TASK ITEM -
Return only the count of lines in the listing below where the word "accent" appears.

TASK INPUTS -
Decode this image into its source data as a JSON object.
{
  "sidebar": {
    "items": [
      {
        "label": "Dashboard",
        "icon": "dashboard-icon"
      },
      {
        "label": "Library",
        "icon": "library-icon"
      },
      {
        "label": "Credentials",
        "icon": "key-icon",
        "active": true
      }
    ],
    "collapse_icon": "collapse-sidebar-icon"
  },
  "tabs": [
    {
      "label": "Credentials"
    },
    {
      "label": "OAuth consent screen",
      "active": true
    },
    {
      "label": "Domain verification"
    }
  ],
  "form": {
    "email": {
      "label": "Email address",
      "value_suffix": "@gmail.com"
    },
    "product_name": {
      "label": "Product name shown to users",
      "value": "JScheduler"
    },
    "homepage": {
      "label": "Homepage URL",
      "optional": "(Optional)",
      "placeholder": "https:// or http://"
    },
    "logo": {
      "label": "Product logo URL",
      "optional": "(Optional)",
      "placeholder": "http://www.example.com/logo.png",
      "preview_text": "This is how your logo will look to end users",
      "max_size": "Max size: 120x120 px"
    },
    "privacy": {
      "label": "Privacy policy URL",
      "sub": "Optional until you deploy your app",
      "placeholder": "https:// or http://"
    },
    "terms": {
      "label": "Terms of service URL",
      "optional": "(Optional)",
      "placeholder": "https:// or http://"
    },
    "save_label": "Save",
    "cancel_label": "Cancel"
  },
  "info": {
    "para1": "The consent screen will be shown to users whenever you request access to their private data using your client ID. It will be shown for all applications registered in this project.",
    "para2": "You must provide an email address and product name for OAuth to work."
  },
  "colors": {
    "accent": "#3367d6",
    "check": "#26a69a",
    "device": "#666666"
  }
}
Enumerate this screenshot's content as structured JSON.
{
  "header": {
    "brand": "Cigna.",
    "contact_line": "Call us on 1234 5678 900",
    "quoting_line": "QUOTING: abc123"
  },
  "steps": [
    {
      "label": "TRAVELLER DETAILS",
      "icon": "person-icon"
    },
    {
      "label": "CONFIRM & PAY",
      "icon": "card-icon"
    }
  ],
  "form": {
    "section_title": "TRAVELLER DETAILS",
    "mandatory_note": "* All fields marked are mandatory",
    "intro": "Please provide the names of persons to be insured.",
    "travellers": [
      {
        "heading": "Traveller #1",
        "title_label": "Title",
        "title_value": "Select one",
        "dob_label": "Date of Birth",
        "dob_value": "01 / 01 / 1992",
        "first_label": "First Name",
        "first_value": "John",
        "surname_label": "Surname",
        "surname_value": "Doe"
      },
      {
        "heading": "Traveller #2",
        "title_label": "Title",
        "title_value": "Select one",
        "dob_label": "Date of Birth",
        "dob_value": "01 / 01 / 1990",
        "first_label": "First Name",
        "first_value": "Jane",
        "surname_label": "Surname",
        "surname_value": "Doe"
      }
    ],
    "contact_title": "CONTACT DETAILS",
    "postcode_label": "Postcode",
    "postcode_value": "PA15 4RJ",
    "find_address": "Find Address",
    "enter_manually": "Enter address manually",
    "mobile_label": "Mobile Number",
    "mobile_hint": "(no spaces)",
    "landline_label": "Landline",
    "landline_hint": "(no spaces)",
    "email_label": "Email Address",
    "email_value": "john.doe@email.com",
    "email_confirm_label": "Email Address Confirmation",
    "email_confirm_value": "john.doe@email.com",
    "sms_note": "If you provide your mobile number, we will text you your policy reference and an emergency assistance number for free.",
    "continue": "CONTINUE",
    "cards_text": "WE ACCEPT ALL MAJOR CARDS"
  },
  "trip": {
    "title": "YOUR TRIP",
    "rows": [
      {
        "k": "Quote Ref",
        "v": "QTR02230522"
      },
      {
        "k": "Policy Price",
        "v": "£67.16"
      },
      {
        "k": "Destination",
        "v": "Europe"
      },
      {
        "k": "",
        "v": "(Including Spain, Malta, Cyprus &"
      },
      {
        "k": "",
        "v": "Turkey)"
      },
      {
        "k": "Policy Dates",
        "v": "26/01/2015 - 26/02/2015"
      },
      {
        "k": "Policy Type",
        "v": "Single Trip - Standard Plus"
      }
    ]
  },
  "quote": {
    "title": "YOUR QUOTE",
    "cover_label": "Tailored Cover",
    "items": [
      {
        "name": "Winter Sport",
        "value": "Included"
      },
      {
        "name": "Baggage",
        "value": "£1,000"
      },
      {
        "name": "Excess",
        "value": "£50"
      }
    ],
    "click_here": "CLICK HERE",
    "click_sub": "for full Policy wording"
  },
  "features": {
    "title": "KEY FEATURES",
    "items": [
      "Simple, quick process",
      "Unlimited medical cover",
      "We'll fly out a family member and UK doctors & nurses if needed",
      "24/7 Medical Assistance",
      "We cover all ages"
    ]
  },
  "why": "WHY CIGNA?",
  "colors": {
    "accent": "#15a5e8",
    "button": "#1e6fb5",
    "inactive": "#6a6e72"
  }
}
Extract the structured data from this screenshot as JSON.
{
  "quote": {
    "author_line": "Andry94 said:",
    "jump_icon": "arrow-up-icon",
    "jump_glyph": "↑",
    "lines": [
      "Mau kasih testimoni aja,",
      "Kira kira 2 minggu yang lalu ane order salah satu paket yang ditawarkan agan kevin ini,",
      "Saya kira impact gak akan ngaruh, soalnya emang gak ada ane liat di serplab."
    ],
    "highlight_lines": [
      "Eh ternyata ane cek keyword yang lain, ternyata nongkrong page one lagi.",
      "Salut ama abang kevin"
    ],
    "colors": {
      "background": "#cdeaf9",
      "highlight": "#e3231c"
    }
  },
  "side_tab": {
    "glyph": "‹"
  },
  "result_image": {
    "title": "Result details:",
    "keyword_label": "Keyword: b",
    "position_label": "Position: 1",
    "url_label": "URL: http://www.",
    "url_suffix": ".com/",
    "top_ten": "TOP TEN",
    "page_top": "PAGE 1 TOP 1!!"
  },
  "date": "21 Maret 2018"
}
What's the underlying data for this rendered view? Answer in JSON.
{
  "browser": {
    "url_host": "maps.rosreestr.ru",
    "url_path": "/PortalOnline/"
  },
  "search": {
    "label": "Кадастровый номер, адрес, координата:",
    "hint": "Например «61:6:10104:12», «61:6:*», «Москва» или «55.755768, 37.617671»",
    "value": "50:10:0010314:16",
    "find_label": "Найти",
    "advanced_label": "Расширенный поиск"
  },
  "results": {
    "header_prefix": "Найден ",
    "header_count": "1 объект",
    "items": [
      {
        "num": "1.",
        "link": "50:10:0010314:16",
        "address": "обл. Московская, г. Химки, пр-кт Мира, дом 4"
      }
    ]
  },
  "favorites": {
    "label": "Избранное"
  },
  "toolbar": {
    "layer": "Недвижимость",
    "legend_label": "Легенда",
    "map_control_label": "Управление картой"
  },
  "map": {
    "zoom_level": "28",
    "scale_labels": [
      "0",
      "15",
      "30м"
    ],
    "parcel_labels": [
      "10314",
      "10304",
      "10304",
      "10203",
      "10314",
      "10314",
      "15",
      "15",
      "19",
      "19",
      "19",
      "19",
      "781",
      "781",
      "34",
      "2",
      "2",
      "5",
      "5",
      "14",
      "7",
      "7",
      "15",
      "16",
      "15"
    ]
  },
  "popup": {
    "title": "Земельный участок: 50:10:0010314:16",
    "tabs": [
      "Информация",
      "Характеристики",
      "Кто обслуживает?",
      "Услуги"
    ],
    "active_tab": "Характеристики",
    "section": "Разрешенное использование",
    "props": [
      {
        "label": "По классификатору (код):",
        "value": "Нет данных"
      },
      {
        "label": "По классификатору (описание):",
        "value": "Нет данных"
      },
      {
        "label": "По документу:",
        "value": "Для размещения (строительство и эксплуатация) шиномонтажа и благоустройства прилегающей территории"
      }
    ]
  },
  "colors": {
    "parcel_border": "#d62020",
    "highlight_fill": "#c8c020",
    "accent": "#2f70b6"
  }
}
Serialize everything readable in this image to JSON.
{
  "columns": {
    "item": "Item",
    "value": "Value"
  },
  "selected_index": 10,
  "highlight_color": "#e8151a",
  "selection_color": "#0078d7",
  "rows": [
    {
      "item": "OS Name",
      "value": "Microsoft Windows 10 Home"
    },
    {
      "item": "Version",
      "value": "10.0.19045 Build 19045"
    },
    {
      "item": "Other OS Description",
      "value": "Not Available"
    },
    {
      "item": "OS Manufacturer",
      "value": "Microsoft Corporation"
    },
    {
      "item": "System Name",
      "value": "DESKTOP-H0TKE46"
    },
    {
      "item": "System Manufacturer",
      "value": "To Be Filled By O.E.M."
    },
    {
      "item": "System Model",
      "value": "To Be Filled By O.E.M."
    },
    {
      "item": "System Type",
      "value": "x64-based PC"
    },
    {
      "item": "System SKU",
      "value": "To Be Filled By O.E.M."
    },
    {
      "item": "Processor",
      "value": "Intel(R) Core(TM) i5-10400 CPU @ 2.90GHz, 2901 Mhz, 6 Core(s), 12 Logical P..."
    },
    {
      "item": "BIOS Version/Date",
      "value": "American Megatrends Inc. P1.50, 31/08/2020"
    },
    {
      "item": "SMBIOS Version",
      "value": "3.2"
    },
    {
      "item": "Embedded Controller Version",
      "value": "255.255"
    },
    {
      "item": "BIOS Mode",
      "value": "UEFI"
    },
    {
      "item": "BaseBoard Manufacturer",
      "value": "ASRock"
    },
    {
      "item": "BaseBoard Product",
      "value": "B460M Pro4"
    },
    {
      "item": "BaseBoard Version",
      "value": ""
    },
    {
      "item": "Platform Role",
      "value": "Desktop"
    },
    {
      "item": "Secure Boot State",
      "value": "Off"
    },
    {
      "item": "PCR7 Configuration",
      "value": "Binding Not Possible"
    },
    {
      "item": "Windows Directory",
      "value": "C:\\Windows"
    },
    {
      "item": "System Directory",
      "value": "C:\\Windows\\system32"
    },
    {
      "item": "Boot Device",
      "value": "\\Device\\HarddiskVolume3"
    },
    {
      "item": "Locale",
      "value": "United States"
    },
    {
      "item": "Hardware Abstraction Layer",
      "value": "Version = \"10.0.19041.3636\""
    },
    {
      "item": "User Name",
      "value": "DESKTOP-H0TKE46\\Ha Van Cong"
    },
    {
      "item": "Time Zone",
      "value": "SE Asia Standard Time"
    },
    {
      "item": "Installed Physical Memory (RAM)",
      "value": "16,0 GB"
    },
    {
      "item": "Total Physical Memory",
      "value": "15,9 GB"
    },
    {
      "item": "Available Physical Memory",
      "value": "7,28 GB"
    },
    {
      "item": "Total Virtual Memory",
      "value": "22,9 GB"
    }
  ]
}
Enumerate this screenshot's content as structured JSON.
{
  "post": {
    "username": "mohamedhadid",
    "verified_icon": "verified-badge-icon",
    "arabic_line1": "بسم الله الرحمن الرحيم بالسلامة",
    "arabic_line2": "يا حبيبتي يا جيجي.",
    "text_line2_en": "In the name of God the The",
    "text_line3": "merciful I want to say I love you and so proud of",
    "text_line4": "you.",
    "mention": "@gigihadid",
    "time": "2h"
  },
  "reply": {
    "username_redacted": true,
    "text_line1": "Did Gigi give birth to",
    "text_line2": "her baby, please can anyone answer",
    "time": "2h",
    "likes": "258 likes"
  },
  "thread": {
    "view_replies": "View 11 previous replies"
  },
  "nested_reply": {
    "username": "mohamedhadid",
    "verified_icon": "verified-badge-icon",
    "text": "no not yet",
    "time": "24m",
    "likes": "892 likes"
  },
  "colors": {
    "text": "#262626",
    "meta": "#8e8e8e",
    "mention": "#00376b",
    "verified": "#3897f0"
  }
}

WRITTEN RESPONSE -
3